Getting Over Technology Hurdles In The Classroom
There is a major push right now in classrooms across the world to plug in the newest technology and use it to educate today’s students. Of course, teachers are often drowning in administrative duties, lacking resources, and pressed for time. I wanted to try and overcome a few of these obstacles in my classroom and thought perhaps it was necessary to address at a few of the excuses we use for putting off technology integration in our schools. I wanted to see if it was possible to work around a few of these hurdles rather than knocking them over clumsily as we race towards our goal.
First of all, we are all on shrinking budgets. If you are lucky, you have been given use of the computer lab or may even have a few computers in the classroom. If so you are ahead of the game. While we are years away from every desk having an iPad and wifi in every classroom, there are ways to share these limited resources. It is imperative that if we assign projects involving technology that students get equal time with the tools to prepare their work. I have found that more students have access to cell phones these days than ever before. I try to limit my presentations to class size demonstrations on the flatscreen TV and ask the students to use their cellphones, their parent’s devices, or their home computer for online assignments. For those without access, I will allow for extra time to complete assignments and make sure they have time during the class to use the school’s facilities.
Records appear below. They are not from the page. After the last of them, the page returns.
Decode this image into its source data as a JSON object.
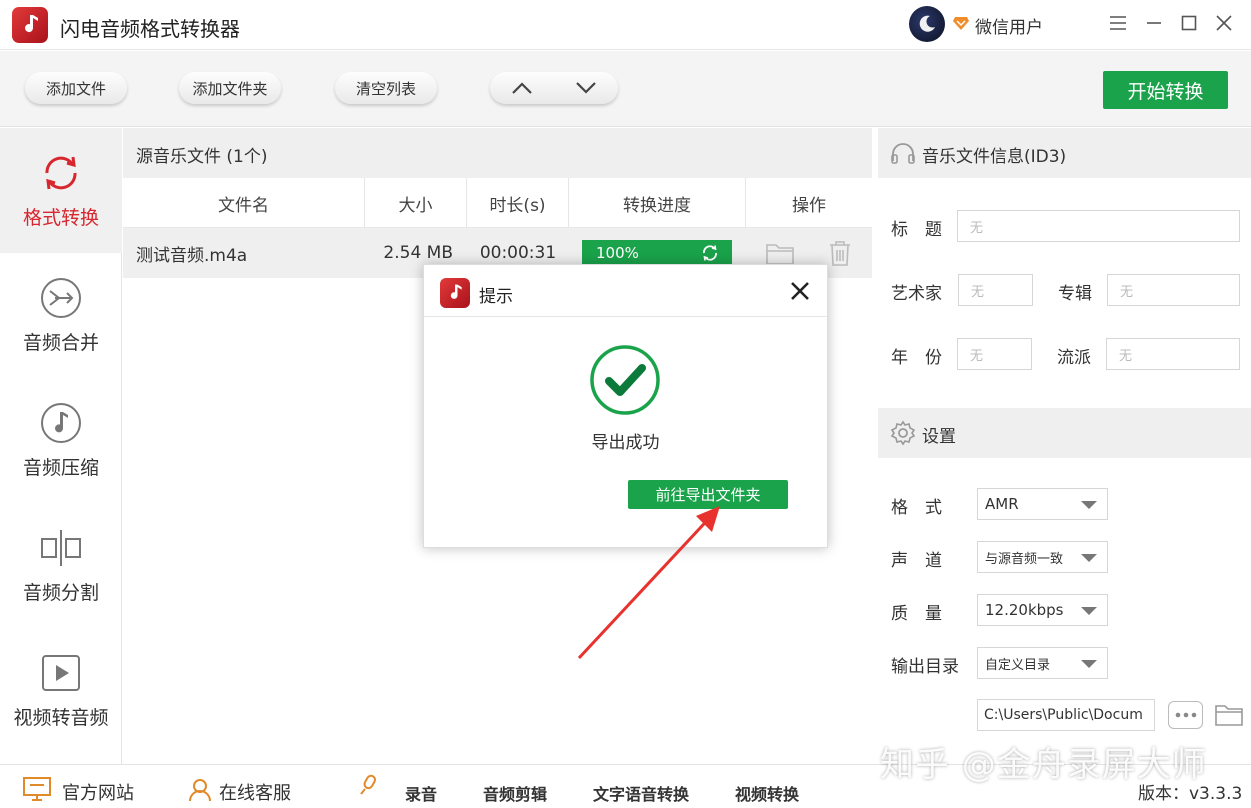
{
  "app": {
    "title": "闪电音频格式转换器",
    "user_name": "微信用户"
  },
  "toolbar": {
    "add_file": "添加文件",
    "add_folder": "添加文件夹",
    "clear_list": "清空列表",
    "start": "开始转换"
  },
  "sidebar": {
    "items": [
      {
        "label": "格式转换",
        "icon": "refresh-icon",
        "active": true
      },
      {
        "label": "音频合并",
        "icon": "merge-icon",
        "active": false
      },
      {
        "label": "音频压缩",
        "icon": "music-note-icon",
        "active": false
      },
      {
        "label": "音频分割",
        "icon": "split-icon",
        "active": false
      },
      {
        "label": "视频转音频",
        "icon": "play-icon",
        "active": false
      }
    ]
  },
  "file_list": {
    "header": "源音乐文件 (1个)",
    "columns": [
      "文件名",
      "大小",
      "时长(s)",
      "转换进度",
      "操作"
    ],
    "rows": [
      {
        "name": "测试音频.m4a",
        "size": "2.54 MB",
        "duration": "00:00:31",
        "progress": "100%"
      }
    ]
  },
  "id3": {
    "title": "音乐文件信息(ID3)",
    "title_label": "标　题",
    "artist_label": "艺术家",
    "album_label": "专辑",
    "year_label": "年　份",
    "genre_label": "流派",
    "placeholder": "无"
  },
  "settings": {
    "title": "设置",
    "format_label": "格　式",
    "format_value": "AMR",
    "channel_label": "声　道",
    "channel_value": "与源音频一致",
    "quality_label": "质　量",
    "quality_value": "12.20kbps",
    "output_label": "输出目录",
    "output_value": "自定义目录",
    "path": "C:\\Users\\Public\\Docum"
  },
  "footer": {
    "website": "官方网站",
    "support": "在线客服",
    "record": "录音",
    "audio_edit": "音频剪辑",
    "tts": "文字语音转换",
    "video_convert": "视频转换",
    "version": "版本：v3.3.3"
  },
  "dialog": {
    "title": "提示",
    "message": "导出成功",
    "button": "前往导出文件夹"
  },
  "watermark": "知乎 @金舟录屏大师",
  "colors": {
    "brand_red": "#d8262e",
    "green": "#1aa34a"
  }
}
Time is probably our most precious resource as teachers. This is why It is so important that we are well organized when it comes to technology use in the classroom. No student has the patients to watch you fiddle with USB cables before a lesson. It has been beneficial to me to have a practice class at home in my office or in between classes at school anytime I attempt to use a new piece of tech in the class. Many teachers get wrapped up in trying to bring technology in the classroom and forget that most of these children spend more time online than adults ever will. Take advantage of their tech savvy knowledge and require to do some of this online work at home. Finally make use of technology like Google Docs, Skype, and even social networking to share ideas in real time rather than having students print out documents and bring them into class.
Finally, we have to address the fact that integrating technology takes time away from our duties as administrative workhorses for our administrators. It is more important than ever that teachers become familiar with online calendars, Microsoft Office software, and Google’s online apps to cut down on the time it takes to complete these endless administrative tasks. The more we use technology to clean up the paper trail left from our desks to the front office the more time we have to teach.
These are just of a few of the thoughts I had for being proactive with technology in our classrooms. If we all sit back and wait for the administration to implement technology requirements in the classrooms by the time it gets here, we will be too far behind to use it to our advantage. In McFarlane’s (2016) book: “Authentic Learning for the Digital Generation: Realizing the potential of technology in the classroom,” she told us that “After billions of pounds of investment, continuous evaluation and reams of policy documents it seems that the precise role of technology in schools remains unclear….After more than 40 years of debate on what effective technology supported learning and pedagogy should be there are still no simple and clear answers in this complex and nuanced debate. What is clear is that there remains a substantial gap between what effective technology-supported learning and pedagogy could be and what happens in the majority of schools.”(p. 10)
It’s time for teachers to do their part in shaping this debate and shortening this gap through bold experimentation. All teachers know that innovation starts and ends in the classroom. It is our responsibility as educators to educate ourselves on tools that can make our jobs easier. Of course we can not learn without sharing our successes, failures, and experiences with each other. Please tell me about some of your hurdles and how you got over them in the comments section or reference me to your own work. Thanks for taking the time to read my ideas.
McFarlane, Angela. (2014). Authentic Learning for the Digital Generation. Routledge. Retrieved 22 September 2016, from <http://www.myilibrary.com?ID=637101>